Annie Sweet is immediately drawn to 43 Stanley Road and quickly moves in with her family. The house is everything she wanted, but there are odd things about it – their dog barks at thin air, the floor in her office slopes oddly. As her marriage begins to disintegrate, Annie seeks answers to her home’s past. She discovers through the census that a young chorus girl named Lily Painter used to lodge there, and Annie is desperate to discover more about her.
Intertwined with Annie’s story in the present, there are other voices from the past. Inspector William George writes a journal about his cases, one in particular about baby farming which is bothering him. (Baby farming being when unwed mothers with little other choice available to them would pay other women to take their babies off their hands, and then these women would sell them on to those who couldn’t have children. In some cases the babies died in suspicious circumstances.) George received a tip off about two women and is determined to get to the bottom of it. And then there’s Lily’s voice, the ghost of the title. Initially we get to see how she came to live with the Georges and start making a name for herself on the stage, but it isn’t too long before poor Lily ties the threads of the story together.
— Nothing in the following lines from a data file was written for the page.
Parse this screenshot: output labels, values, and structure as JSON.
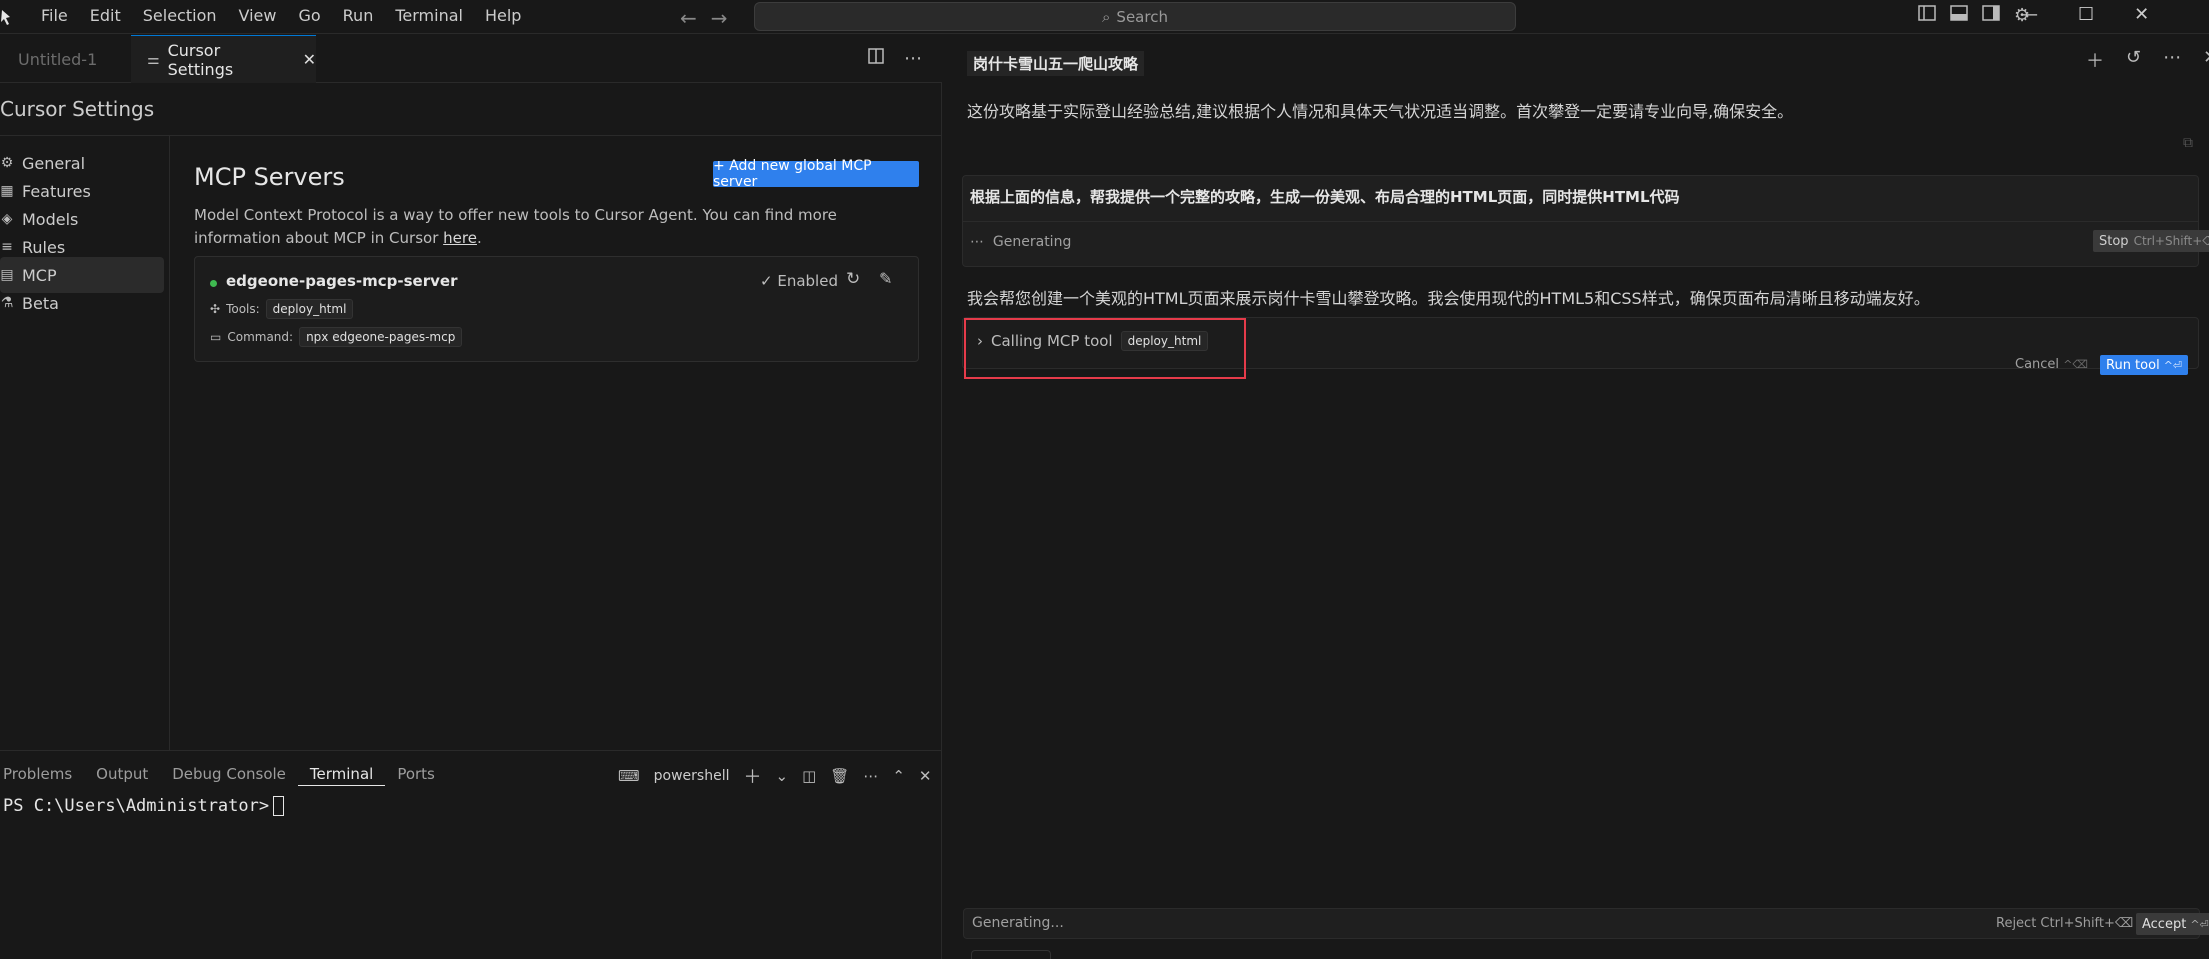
{
  "titlebar": {
    "menu": [
      "File",
      "Edit",
      "Selection",
      "View",
      "Go",
      "Run",
      "Terminal",
      "Help"
    ],
    "search_label": "Search"
  },
  "editor": {
    "tabs": [
      {
        "label": "Untitled-1"
      },
      {
        "label": "Cursor Settings"
      }
    ]
  },
  "settings": {
    "title": "Cursor Settings",
    "nav": [
      {
        "label": "General",
        "icon": "gear-icon"
      },
      {
        "label": "Features",
        "icon": "grid-icon"
      },
      {
        "label": "Models",
        "icon": "cube-icon"
      },
      {
        "label": "Rules",
        "icon": "list-icon"
      },
      {
        "label": "MCP",
        "icon": "server-icon",
        "active": true
      },
      {
        "label": "Beta",
        "icon": "flask-icon"
      }
    ],
    "mcp": {
      "heading": "MCP Servers",
      "add_button": "+ Add new global MCP server",
      "desc_part1": "Model Context Protocol is a way to offer new tools to Cursor Agent. You can find more information about MCP in Cursor ",
      "desc_link": "here",
      "desc_end": ".",
      "server": {
        "name": "edgeone-pages-mcp-server",
        "status": "Enabled",
        "tools_label": "Tools:",
        "tools_value": "deploy_html",
        "command_label": "Command:",
        "command_value": "npx edgeone-pages-mcp",
        "status_color": "#3fb950"
      }
    }
  },
  "panel": {
    "tabs": [
      "Problems",
      "Output",
      "Debug Console",
      "Terminal",
      "Ports"
    ],
    "active_tab": "Terminal",
    "shell": "powershell",
    "prompt": "PS C:\\Users\\Administrator>"
  },
  "chat": {
    "title": "岗什卡雪山五一爬山攻略",
    "intro": "这份攻略基于实际登山经验总结,建议根据个人情况和具体天气状况适当调整。首次攀登一定要请专业向导,确保安全。",
    "user_message": "根据上面的信息，帮我提供一个完整的攻略，生成一份美观、布局合理的HTML页面，同时提供HTML代码",
    "generating": "Generating",
    "stop_label": "Stop",
    "stop_kbd": "Ctrl+Shift+⌫",
    "assistant_message": "我会帮您创建一个美观的HTML页面来展示岗什卡雪山攀登攻略。我会使用现代的HTML5和CSS样式，确保页面布局清晰且移动端友好。",
    "tool_call_label": "Calling MCP tool",
    "tool_name": "deploy_html",
    "cancel_label": "Cancel",
    "cancel_kbd": "^⌫",
    "run_label": "Run tool",
    "run_kbd": "^⏎",
    "bottom_status": "Generating...",
    "reject_label": "Reject Ctrl+Shift+⌫",
    "accept_label": "Accept",
    "accept_kbd": "^⏎",
    "accent_color": "#2f80ed",
    "highlight_color": "#e53b4a"
  }
}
I wish this book had a different title. It is such an obvious one for a book like this. And to be honest it doesn’t fit the tone of the book at all. Neither does the jacket image. It looks like it should be very creepy, an old fashioned, scary ghost story. And it isn’t that at all, although there are times when the author tries to shoe horn that in. And that’s the problem with this book in a nutshell: it is trying to be far too many things at once, and failing on all counts. It is not a ghost story, nor is it historical fiction, or a relationship drama. It’s all those things stuck together to make a decent book that could have been even better, had it been more focused. Parts of the book are ‘inspired’ by a true story of baby farmers, and the author uses these beginnings to think about a larger ‘what if?’ These parts work really well. I was hooked on the sections that focused on the inspector, and Lily’s earlier days and how she gets involved with the baby farmers. These sections are very well written, and if the book had only been about the past I think it could have been really excellent.
The parts that don’t work all that well are the present day ones, and they felt unnecessary. It seemed like the author wanted to frame the story in this way and so made it happen, even if it didn’t do the book any good, and meant that the ending was far too silly and coincidental for it to have the emotional impact it should have. Annie, I’m afraid to say, is a very dull character, and so spending time with her while she unravels what we already know is not all that interesting. And when she’s not looking into the past she’s despairing over her marriage or taking her daughter to endless auditions, (the daughter wants to be an actress, sort of, but it’s a lame attempt at adding drama. No pun intended there).
One thing I did enjoy was the setting, which is Holloway. I live in North London so it was nice to see places I am familiar with popping up in a book. And while I can’t give this a rave review, it was entertaining for the most part. I just think it could have been a lot better.